“Nemo plus iuris ad alium transferre potest quam ipse habet” rule, which means “one cannot transfer more rights than he has”
To the general rule expressed by the Maxim nemo dat quod non habet (no one can convey a better title than what he had), to facilitate mercantile transactions. the Indian Law has grafted some exceptions, in favour of bonafide pledgees by transfer of documents of title from persons. whether owners of goods who do not possess the full bundle of rights of ownership at the time the pledges are made, or their mercantile agents. To confer a right to effect a valid pledge by transfer of document of title relating to goods on persons with defects in their title to the goods. and on mercantile agents, and to deny it to the full owners thereof, is to introduce an incongruity into the Act. On the other hand, the real intention of the legislature will be carried out if the said right is conceded to the Full owner of goods and extended by construction to persons with defects in their title to the goods or to mercantile agents. A pledge being a bailment of goods under s. 172 of the Contract Act, the pledgee, as a bailee. will have the same remedies as the owner of the goods would have against a third person for deprivation of
the said goods or injury to them under s. 180 of the Act.
Indian Contract Act (9 of 1872), s. 178, Transfer of Indian Contract Act (9 of 1872), s. 178, Transfer ofProperty Act (4 of 1882). ss. 4 and 137 and Indian Sale of goods Act (3 of 1930), ss. 30 and 53

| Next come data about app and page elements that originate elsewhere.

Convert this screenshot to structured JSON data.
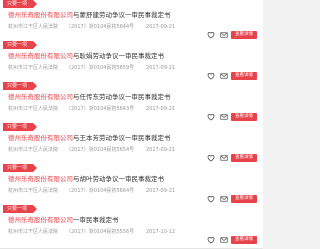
{
  "colors": {
    "accent": "#e8424a",
    "text": "#333333",
    "muted": "#999999"
  },
  "items": [
    {
      "tag": "只要一项",
      "company": "德州乐奇股份有限公司",
      "suffix": "与蒙舒建劳动争议一审民事裁定书",
      "court": "杭州市江干区人民法院",
      "case_no": "（2017）浙0104民初5644号",
      "date": "2017-09-21",
      "button": "查看详情"
    },
    {
      "tag": "只要一项",
      "company": "德州乐奇股份有限公司",
      "suffix": "与耿娟劳动争议一审民事裁定书",
      "court": "杭州市江干区人民法院",
      "case_no": "（2017）浙0104民初5659号",
      "date": "2017-09-21",
      "button": "查看详情"
    },
    {
      "tag": "只要一项",
      "company": "德州乐奇股份有限公司",
      "suffix": "与任传东劳动争议一审民事裁定书",
      "court": "杭州市江干区人民法院",
      "case_no": "（2017）浙0104民初5643号",
      "date": "2017-09-21",
      "button": "查看详情"
    },
    {
      "tag": "只要一项",
      "company": "德州乐奇股份有限公司",
      "suffix": "与王本芳劳动争议一审民事裁定书",
      "court": "杭州市江干区人民法院",
      "case_no": "（2017）浙0104民初5654号",
      "date": "2017-09-21",
      "button": "查看详情"
    },
    {
      "tag": "只要一项",
      "company": "德州乐奇股份有限公司",
      "suffix": "与胡叶劳动争议一审民事裁定书",
      "court": "杭州市江干区人民法院",
      "case_no": "（2017）浙0104民初5664号",
      "date": "2017-09-21",
      "button": "查看详情"
    },
    {
      "tag": "只要一项",
      "company": "德州乐奇股份有限公司",
      "suffix": "一审民事裁定书",
      "court": "杭州市江干区人民法院",
      "case_no": "（2017）浙0104民初5556号",
      "date": "2017-10-12",
      "button": "查看详情"
    }
  ]
}
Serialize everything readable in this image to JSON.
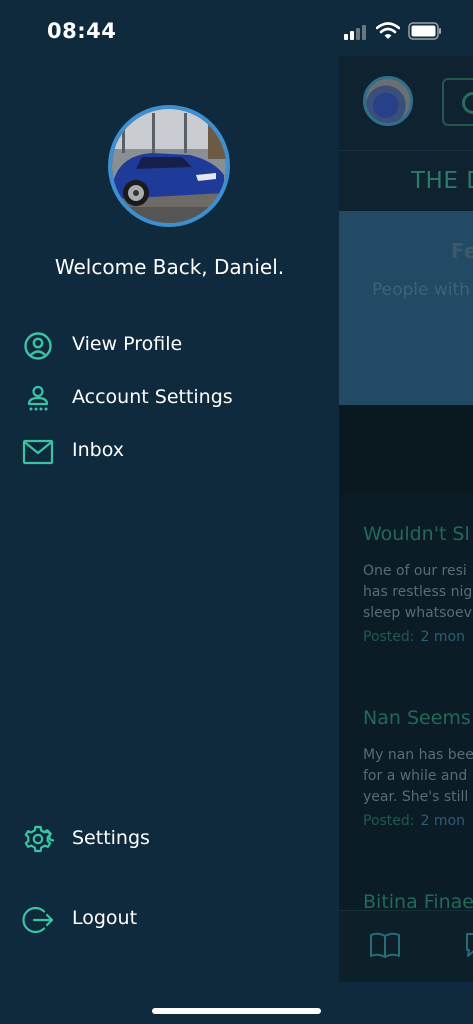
{
  "status_bar": {
    "time": "08:44"
  },
  "drawer": {
    "welcome_text": "Welcome Back, Daniel.",
    "menu": [
      {
        "label": "View Profile",
        "icon": "user-circle-icon"
      },
      {
        "label": "Account Settings",
        "icon": "account-settings-icon"
      },
      {
        "label": "Inbox",
        "icon": "mail-icon"
      }
    ],
    "bottom_menu": [
      {
        "label": "Settings",
        "icon": "gear-icon"
      },
      {
        "label": "Logout",
        "icon": "logout-icon"
      }
    ]
  },
  "background_app": {
    "title": "THE D",
    "feature_title": "Fe",
    "feature_text": "People with the",
    "posts": [
      {
        "title": "Wouldn't Sl",
        "lines": [
          "One of our resi",
          "has restless nig",
          "sleep whatsoev"
        ],
        "posted_label": "Posted:",
        "when": "2 mon"
      },
      {
        "title": "Nan Seems",
        "lines": [
          "My nan has bee",
          "for a while and",
          "year. She's still"
        ],
        "posted_label": "Posted:",
        "when": "2 mon"
      },
      {
        "title": "Bitina Finae",
        "lines": [],
        "posted_label": "",
        "when": ""
      }
    ]
  },
  "colors": {
    "drawer_bg": "#0f2a3d",
    "accent_teal": "#3cc3a6",
    "avatar_border": "#3d8fd0"
  }
}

Uniform Commercial Code (UCC) USA
Courts of equity[USA]
Sale of Goods Act 1979[UK]